Listed below are topics relating to state of the art SHM research in the areas of Feature Extraction, Statistical Modeling and Data Normalization.
Building upon previous work at the Los Alamos National Laboratory (LANL), a distributed damage detection system with wireless sensor units is being implemented. The wireless sensor unit consists of accelerometer sensors, an onboard processor, and a radio-frequency transmitter. Microelectromechanical systems (MEMS) accelerometers are being tested on various structures to monitor the dynamic behavior of the joints. Basic statistical damage detection algorithms are programmed onto the processor onboard the wireless sensor units. Changes in correlation of the statistical properties are used to detect damage in the joint. The data is processed locally onboard the wireless sensor units and only the final diagnosis results are transmitted to the base station.
The impedance method monitors the variations in mechanical impedance resulting from damage, which is coupled with the electrical impedance of the PZT sensor/actuator. Using this coupling property, this powerful and robust methodology records the variations in structural mechanical impedance in response to high-frequency excitations and structural damage is detected by analyzing variations from baseline impedance signatures. In order to ensure high sensitivity to incipient damage, the electrical impedance is measured at high frequencies (typically higher than 30 kHz). At such high frequencies, the wavelength of the excitation is small and is sensitive enough to detect minor changes in the structural integrity.
For the Lamb wave propagations, one PZT patch acting as an actuator launches elastic waves through the structure, and responses are measured by an array of the other PZT patches acting as sensors. The structure can be systematically surveyed by sequentially using each of the PZT patches as an actuator and the remaining PZT patches as sensors. The technique looks for the possibility of damage by tracking changes in transmission velocity and wave attenuation/ reflections. LANL researchers developed a unique wavelet-based data processing method to identify the delamination in composite plates.

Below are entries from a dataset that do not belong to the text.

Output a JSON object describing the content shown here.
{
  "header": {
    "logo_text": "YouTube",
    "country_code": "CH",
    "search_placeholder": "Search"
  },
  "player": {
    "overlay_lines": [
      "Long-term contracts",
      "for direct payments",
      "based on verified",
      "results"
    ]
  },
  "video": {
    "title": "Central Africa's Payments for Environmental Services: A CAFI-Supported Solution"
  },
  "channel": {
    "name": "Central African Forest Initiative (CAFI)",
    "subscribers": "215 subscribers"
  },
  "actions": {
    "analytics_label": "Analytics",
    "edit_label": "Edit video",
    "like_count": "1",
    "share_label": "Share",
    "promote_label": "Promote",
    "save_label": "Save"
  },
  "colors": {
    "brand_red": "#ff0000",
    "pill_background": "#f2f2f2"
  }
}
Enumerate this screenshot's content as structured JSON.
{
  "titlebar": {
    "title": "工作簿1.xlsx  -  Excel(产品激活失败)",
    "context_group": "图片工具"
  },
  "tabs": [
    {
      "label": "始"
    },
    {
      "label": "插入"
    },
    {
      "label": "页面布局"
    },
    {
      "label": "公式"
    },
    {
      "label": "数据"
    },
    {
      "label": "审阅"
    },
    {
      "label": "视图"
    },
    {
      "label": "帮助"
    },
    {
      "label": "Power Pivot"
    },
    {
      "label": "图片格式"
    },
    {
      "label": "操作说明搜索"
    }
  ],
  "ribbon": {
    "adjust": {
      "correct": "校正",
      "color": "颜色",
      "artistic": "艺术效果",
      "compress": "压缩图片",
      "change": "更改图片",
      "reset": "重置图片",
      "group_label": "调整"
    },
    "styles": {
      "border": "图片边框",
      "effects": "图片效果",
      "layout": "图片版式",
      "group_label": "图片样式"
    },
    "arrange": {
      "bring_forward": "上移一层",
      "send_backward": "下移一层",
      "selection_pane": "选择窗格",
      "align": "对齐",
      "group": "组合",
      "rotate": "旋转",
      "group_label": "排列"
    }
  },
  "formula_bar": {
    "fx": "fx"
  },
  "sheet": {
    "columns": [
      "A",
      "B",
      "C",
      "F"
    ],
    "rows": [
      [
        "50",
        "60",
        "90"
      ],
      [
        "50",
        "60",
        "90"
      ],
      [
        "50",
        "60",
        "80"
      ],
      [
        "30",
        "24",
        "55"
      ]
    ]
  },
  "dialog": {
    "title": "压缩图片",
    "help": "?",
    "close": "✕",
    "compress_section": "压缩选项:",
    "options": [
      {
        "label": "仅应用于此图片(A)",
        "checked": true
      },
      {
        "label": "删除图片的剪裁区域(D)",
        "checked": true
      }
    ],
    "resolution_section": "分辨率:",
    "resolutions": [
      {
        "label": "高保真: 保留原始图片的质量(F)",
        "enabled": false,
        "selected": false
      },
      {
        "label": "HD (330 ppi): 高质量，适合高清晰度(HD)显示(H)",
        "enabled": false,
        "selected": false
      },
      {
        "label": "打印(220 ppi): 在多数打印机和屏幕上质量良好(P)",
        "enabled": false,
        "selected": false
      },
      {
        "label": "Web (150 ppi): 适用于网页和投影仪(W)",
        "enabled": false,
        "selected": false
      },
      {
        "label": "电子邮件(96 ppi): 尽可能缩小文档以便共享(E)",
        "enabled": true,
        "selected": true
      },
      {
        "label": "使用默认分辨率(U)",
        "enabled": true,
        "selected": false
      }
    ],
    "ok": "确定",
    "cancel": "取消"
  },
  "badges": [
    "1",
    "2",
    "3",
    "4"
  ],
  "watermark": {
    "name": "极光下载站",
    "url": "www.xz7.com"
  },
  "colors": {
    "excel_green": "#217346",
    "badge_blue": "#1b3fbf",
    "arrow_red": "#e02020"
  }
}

LANL also investigates the applicability of time reversal concept in modern acoustics to structural damage identification. In the time reversal acoustics method, an input signal at an excitation point can be reconstructed if a response signal measured at another point is reemitted to the original excitation point after being reversed in a time domain. This time reversibility of Lamb waves is violated when wave distortion/scattering is caused by a defect along a direct wave path. Examining the deviation of the reconstructed signal from the known initial input signal allows instantaneous identification of damage without requiring the baseline signal for comparison.
In this application of the statistical pattern recognition paradigm, a prediction model of a chosen feature is developed from a baseline structure. The feature is extracted from the time domain response of the structure. After the model is developed, subsequent feature sets are tested against the model to determine if a change in the feature has occurred. In the proposed statistical inference for damage identification there are two basic hypotheses; (1) the model can predict the feature, in which case the structure is undamaged or (2) the model can not accurately predict the feature, suggesting that the structure is damaged. The Sequential Probability Ratio Test (SPRT) develops a statistical method that quickly arrives at a decision between these two hypotheses and is applicable to continuous monitoring. In the original formulation of the SPRT algorithm, the feature is assumed to be Gaussian and thresholds are set based on the center mass properties of the distribution. It is likely, however, that the feature used for damage identification is sensitive to the tails of the distribution and that the tails may not necessarily be governed by Gaussian characteristics. By modelling the tails using the technique of Extreme Value Statistics (EVS), the hypothesis decision thresholds for the SPRT algorithm may be set avoiding the normality assumption. |
The first and most important objective of any damage identification algorithm is to ascertain with confidence if damage is present. Considering most real world applications of damage detection, this detection must be accomplished in an unsupervised learning mode. Here, the term unsupervised learning implies that data from a damaged state are not used to aid in the damage detection process. Many methods have been proposed for unsupervised damage detection based on ideas of novelty detection, which is founded in the fields of pattern recognition and multivariate statistics. However, novelty detection is limited to distributions of data that are Gaussian or near Gaussian in some sense. Specifically, the assumption of normality imposes potentially misleading behaviour on the extreme values of the data, namely, those points in the tails of the distribution. As the problem of novelty detection specifically focuses attention on these tails, the assumption of normality is likely to lead the analysis astray. An alternative approach can be based on extreme value statistics. This branch of statistics was developed to specifically model behaviour in the tails of the distribution of interest.